This relieves the medical profession and through the holistic coaching they probably also receive comprehensive information that makes it easier to decide on the right form of therapy.

Dähn: Yes. What also helps optimise treatment and is being promoted in the USA can be described with the buzzwords data science and artificial intelligence. For example, by analysing a very, very large amount of data from patients, patterns or, as I call it, populations can be formed: Groups of so-called virtual twins with matching identification criteria. If I then achieve therapeutic successes with patients who match these populations, then I can also use the knowledge for other "twins" and thus target the therapy even more precisely. Because new data is constantly flowing in, this is a learning system that is constantly changing and adapting to new circumstances via AI. There are mathematical data models that can be used to extrapolate patient populations and determine probabilities of how who will react to which drug and when.
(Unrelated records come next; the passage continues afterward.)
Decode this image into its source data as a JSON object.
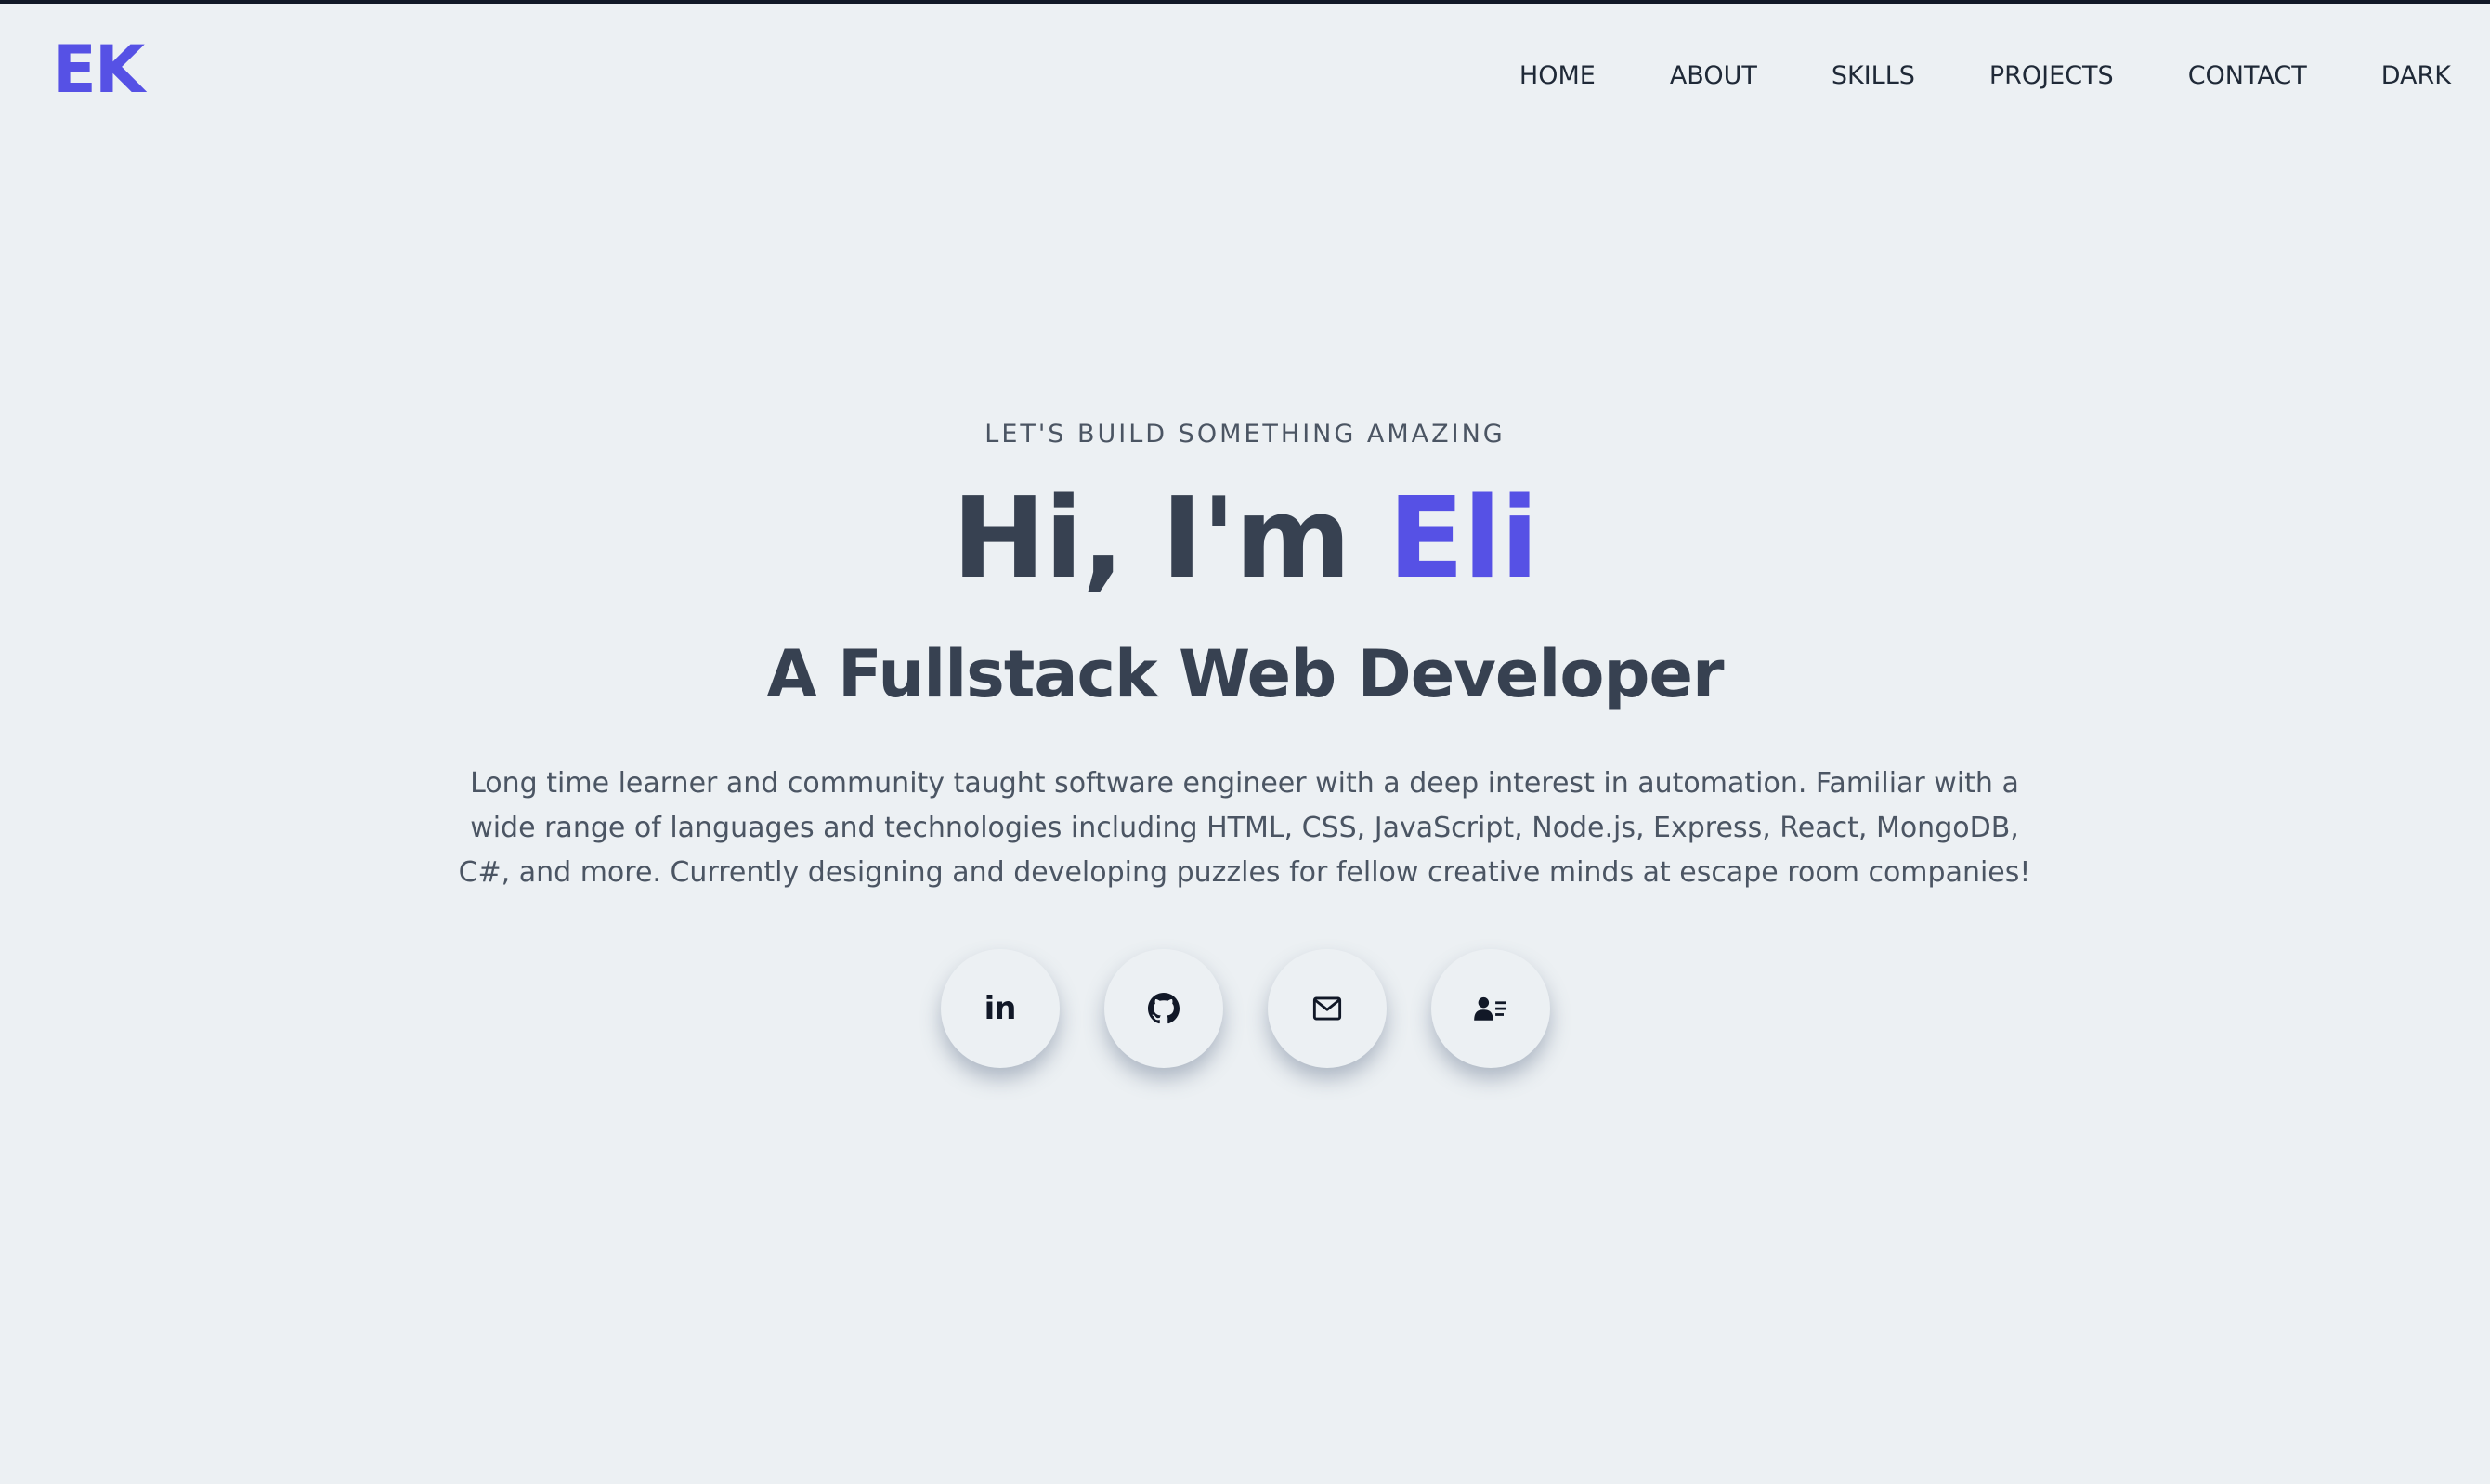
{
  "brand": {
    "logo": "EK",
    "accent_color": "#5651e5"
  },
  "nav": {
    "items": [
      "HOME",
      "ABOUT",
      "SKILLS",
      "PROJECTS",
      "CONTACT",
      "DARK"
    ]
  },
  "hero": {
    "eyebrow": "LET'S BUILD SOMETHING AMAZING",
    "greeting": "Hi, I'm",
    "name": "Eli",
    "subtitle": "A Fullstack Web Developer",
    "bio": "Long time learner and community taught software engineer with a deep interest in automation. Familiar with a wide range of languages and technologies including HTML, CSS, JavaScript, Node.js, Express, React, MongoDB, C#, and more. Currently designing and developing puzzles for fellow creative minds at escape room companies!"
  },
  "socials": [
    {
      "icon": "linkedin-icon",
      "glyph": "in"
    },
    {
      "icon": "github-icon"
    },
    {
      "icon": "mail-icon"
    },
    {
      "icon": "resume-icon"
    }
  ],
  "colors": {
    "background": "#ecf0f3",
    "text": "#374151",
    "accent": "#5651e5"
  }
}
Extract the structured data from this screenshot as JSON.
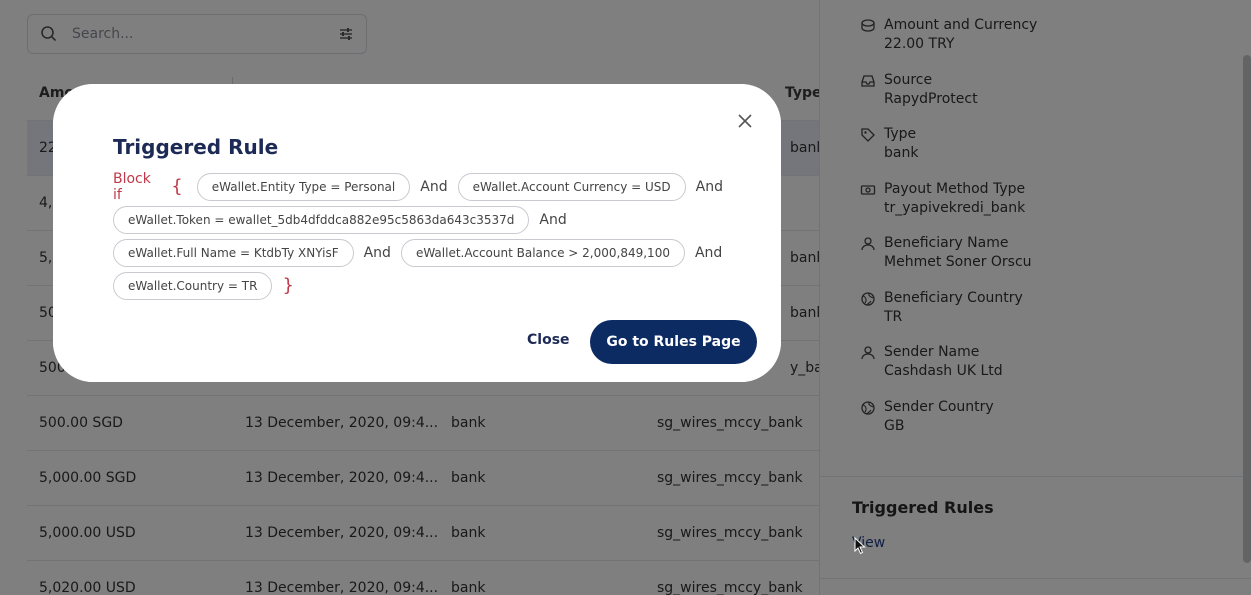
{
  "search": {
    "placeholder": "Search..."
  },
  "table": {
    "headers": [
      "Amount",
      "",
      "",
      "Type"
    ],
    "rows": [
      {
        "amount": "22.00 TRY",
        "date": "",
        "source": "",
        "type": "bank"
      },
      {
        "amount": "4,2",
        "date": "",
        "source": "",
        "type": ""
      },
      {
        "amount": "5,0",
        "date": "",
        "source": "",
        "type": "bank"
      },
      {
        "amount": "50",
        "date": "",
        "source": "",
        "type": "bank"
      },
      {
        "amount": "500",
        "date": "",
        "source": "",
        "type": "y_bank"
      },
      {
        "amount": "500.00 SGD",
        "date": "13 December, 2020, 09:4...",
        "source": "bank",
        "type": "sg_wires_mccy_bank"
      },
      {
        "amount": "5,000.00 SGD",
        "date": "13 December, 2020, 09:4...",
        "source": "bank",
        "type": "sg_wires_mccy_bank"
      },
      {
        "amount": "5,000.00 USD",
        "date": "13 December, 2020, 09:4...",
        "source": "bank",
        "type": "sg_wires_mccy_bank"
      },
      {
        "amount": "5,020.00 USD",
        "date": "13 December, 2020, 09:4...",
        "source": "bank",
        "type": "sg_wires_mccy_bank"
      }
    ]
  },
  "side": {
    "details": [
      {
        "label": "Amount and Currency",
        "value": "22.00 TRY",
        "icon": "coins-icon"
      },
      {
        "label": "Source",
        "value": "RapydProtect",
        "icon": "inbox-icon"
      },
      {
        "label": "Type",
        "value": "bank",
        "icon": "tag-icon"
      },
      {
        "label": "Payout Method Type",
        "value": "tr_yapivekredi_bank",
        "icon": "banknote-icon"
      },
      {
        "label": "Beneficiary Name",
        "value": "Mehmet Soner Orscu",
        "icon": "user-icon"
      },
      {
        "label": "Beneficiary Country",
        "value": "TR",
        "icon": "globe-icon"
      },
      {
        "label": "Sender Name",
        "value": "Cashdash UK Ltd",
        "icon": "user-icon"
      },
      {
        "label": "Sender Country",
        "value": "GB",
        "icon": "globe-icon"
      }
    ],
    "triggered_title": "Triggered Rules",
    "view_label": "View"
  },
  "modal": {
    "title": "Triggered Rule",
    "block_if": "Block if",
    "open_brace": "{",
    "close_brace": "}",
    "and_word": "And",
    "conditions": [
      "eWallet.Entity Type = Personal",
      "eWallet.Account Currency = USD",
      "eWallet.Token = ewallet_5db4dfddca882e95c5863da643c3537d",
      "eWallet.Full Name = KtdbTy XNYisF",
      "eWallet.Account Balance > 2,000,849,100",
      "eWallet.Country = TR"
    ],
    "close_label": "Close",
    "go_label": "Go to Rules Page"
  },
  "colors": {
    "primary": "#0d2b63",
    "rule_red": "#c0394a",
    "overlay": "rgba(0,0,0,0.5)"
  }
}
Which companies are leading in this field?

Dähn: I see the big tech companies in the USA as being way ahead, such as GAFA+M, i.e. Google, Apple, Facebook, Amazon and Microsoft, which have high data quality. They have been developing algorithms for large populations that allow accurate predictions for a long time. There are many competent market observers who claim that sooner or later algorithms will be as valuable as the drugs themselves and also generate the same turnover. And we're talking about many billions of euros. Germany and Europe are lagging behind here and, in my opinion, should not leave the field to these tech giants from overseas without a fight.


How can you score points against this superpower, which has so much money that it can first cross-finance the health business with search engine or smartphone profits in order to exclude competitors like Johanniter from the market, who cannot afford to work uneconomically for long?

Dähn: All the important market participants need to cooperate more. Because when it comes to digital transformation, we are all in the same boat. We as Johanniter can contribute our 900 years of experience. Our assets are patient retention and loyalty, medical excellence, high quality healthcare. We want to use digital means to network our services even more, to condense them and make them more efficient. Then share our insights with others and also learn from others - be it from similar providers, be it from start-ups like HUM Systems, to become a big player in digital ourselves.

Humanfar: I share the view that we need to develop our own solutions here in Europe. Time and again, we meet potential partner companies that flip us the bird in plain German because they think that we don't stand a chance with our ideas against the US corporations or Asian providers anyway. But I think we have the potential to stand up to the competition together with strong European partners and to build up something of our own, which will then probably also be more in line with our specific needs and values in Germany and Europe. We should have the courage to experiment, to simply go ahead and join forces. It is not too late.


Finally: Wishful thinking. What, Mr. Dähn, would you wish for the future?

Dähn: I would wish for the medical "tricorder" from Star Trek in the 23rd century. This is a portable scanner from Starfleet and is used to examine people. It can scan injuries and pathogens and monitor the biofunction of the patient. Partially, it also already treats, and everything is fine.

Humanfar: We are working on it.